#### [What the task asks]
Set every entry below down once more, exactly as it stands, without images.

(Extracted data entries)
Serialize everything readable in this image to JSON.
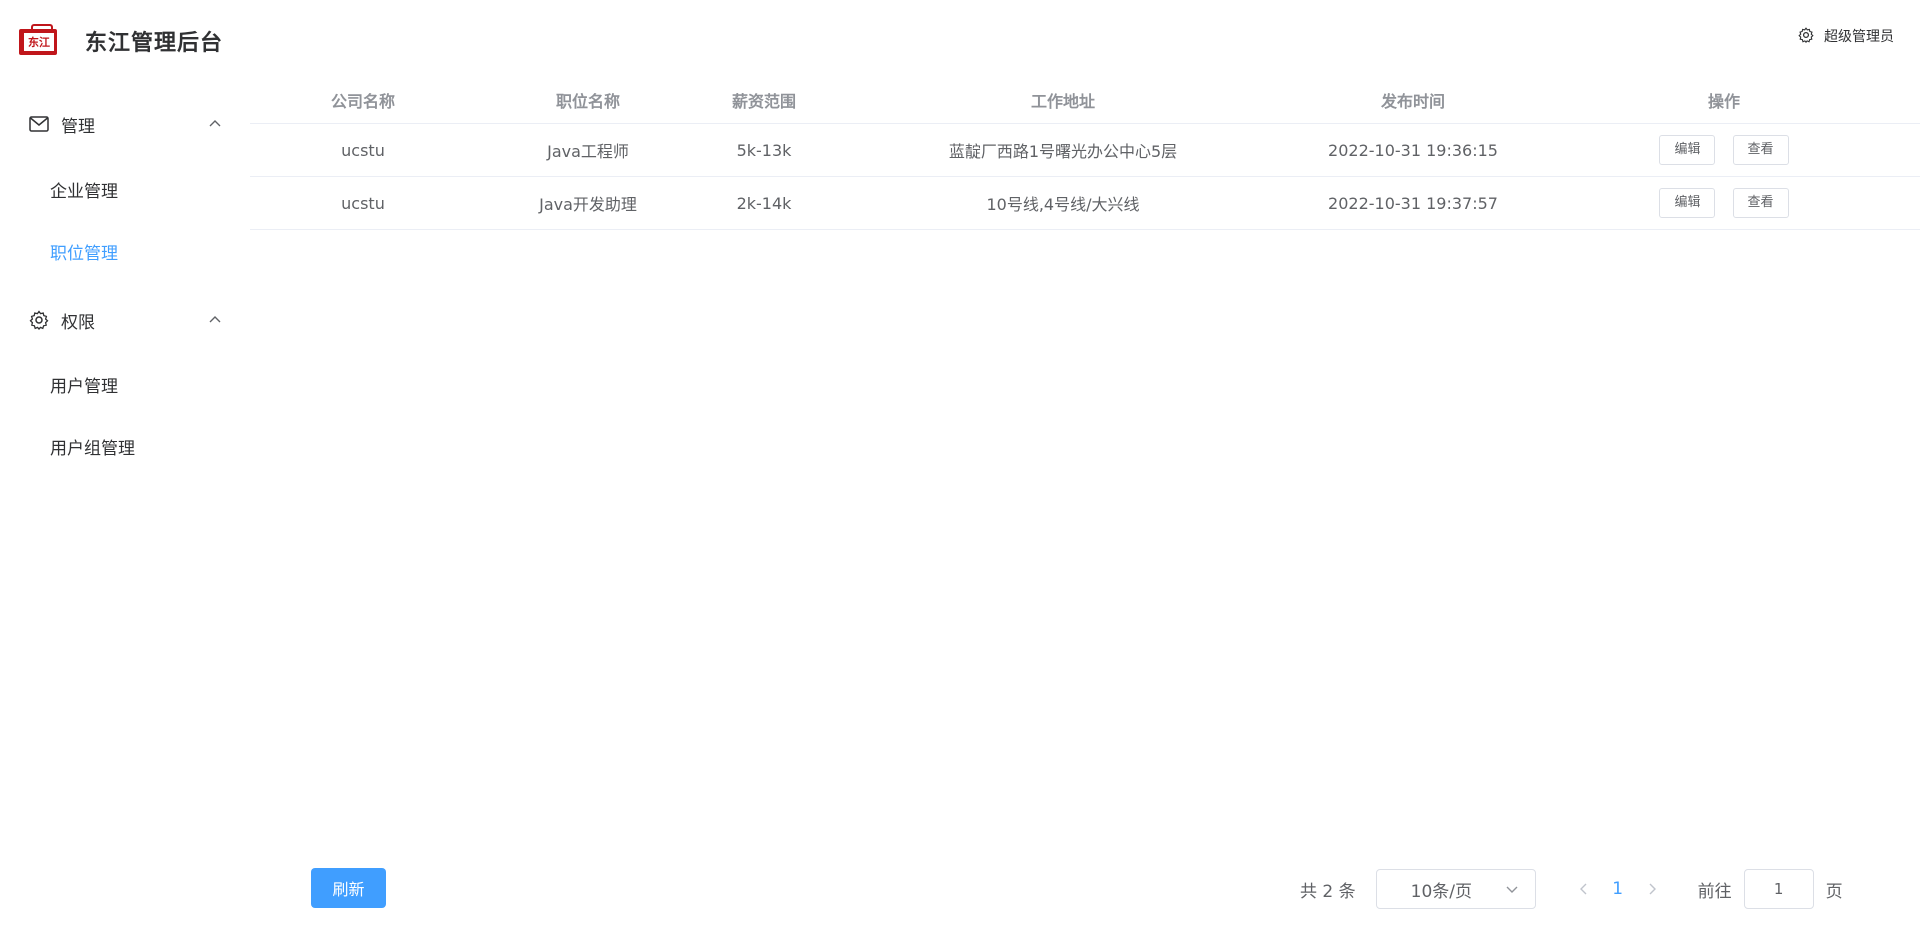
{
  "brand": {
    "logo_text": "东江",
    "title": "东江管理后台"
  },
  "user": {
    "name": "超级管理员",
    "icon": "gear-icon"
  },
  "sidebar": {
    "groups": [
      {
        "label": "管理",
        "icon": "mail-icon",
        "items": [
          {
            "label": "企业管理"
          },
          {
            "label": "职位管理",
            "active": true
          }
        ]
      },
      {
        "label": "权限",
        "icon": "gear-icon",
        "items": [
          {
            "label": "用户管理"
          },
          {
            "label": "用户组管理"
          }
        ]
      }
    ]
  },
  "table": {
    "columns": [
      "公司名称",
      "职位名称",
      "薪资范围",
      "工作地址",
      "发布时间",
      "操作"
    ],
    "rows": [
      {
        "company": "ucstu",
        "position": "Java工程师",
        "salary": "5k-13k",
        "address": "蓝靛厂西路1号曙光办公中心5层",
        "time": "2022-10-31 19:36:15",
        "edit": "编辑",
        "view": "查看"
      },
      {
        "company": "ucstu",
        "position": "Java开发助理",
        "salary": "2k-14k",
        "address": "10号线,4号线/大兴线",
        "time": "2022-10-31 19:37:57",
        "edit": "编辑",
        "view": "查看"
      }
    ]
  },
  "footer": {
    "refresh_label": "刷新",
    "total": "共 2 条",
    "page_size": "10条/页",
    "current_page": "1",
    "goto_label": "前往",
    "goto_value": "1",
    "page_suffix": "页"
  },
  "colors": {
    "accent": "#409eff",
    "brand_red": "#c0161b"
  }
}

#### [Solution to this task]
Serialize everything readable in this image to JSON.
{
  "brand": {
    "logo_text": "东江",
    "title": "东江管理后台"
  },
  "user": {
    "name": "超级管理员",
    "icon": "gear-icon"
  },
  "sidebar": {
    "groups": [
      {
        "label": "管理",
        "icon": "mail-icon",
        "items": [
          {
            "label": "企业管理"
          },
          {
            "label": "职位管理",
            "active": true
          }
        ]
      },
      {
        "label": "权限",
        "icon": "gear-icon",
        "items": [
          {
            "label": "用户管理"
          },
          {
            "label": "用户组管理"
          }
        ]
      }
    ]
  },
  "table": {
    "columns": [
      "公司名称",
      "职位名称",
      "薪资范围",
      "工作地址",
      "发布时间",
      "操作"
    ],
    "rows": [
      {
        "company": "ucstu",
        "position": "Java工程师",
        "salary": "5k-13k",
        "address": "蓝靛厂西路1号曙光办公中心5层",
        "time": "2022-10-31 19:36:15",
        "edit": "编辑",
        "view": "查看"
      },
      {
        "company": "ucstu",
        "position": "Java开发助理",
        "salary": "2k-14k",
        "address": "10号线,4号线/大兴线",
        "time": "2022-10-31 19:37:57",
        "edit": "编辑",
        "view": "查看"
      }
    ]
  },
  "footer": {
    "refresh_label": "刷新",
    "total": "共 2 条",
    "page_size": "10条/页",
    "current_page": "1",
    "goto_label": "前往",
    "goto_value": "1",
    "page_suffix": "页"
  },
  "colors": {
    "accent": "#409eff",
    "brand_red": "#c0161b"
  }
}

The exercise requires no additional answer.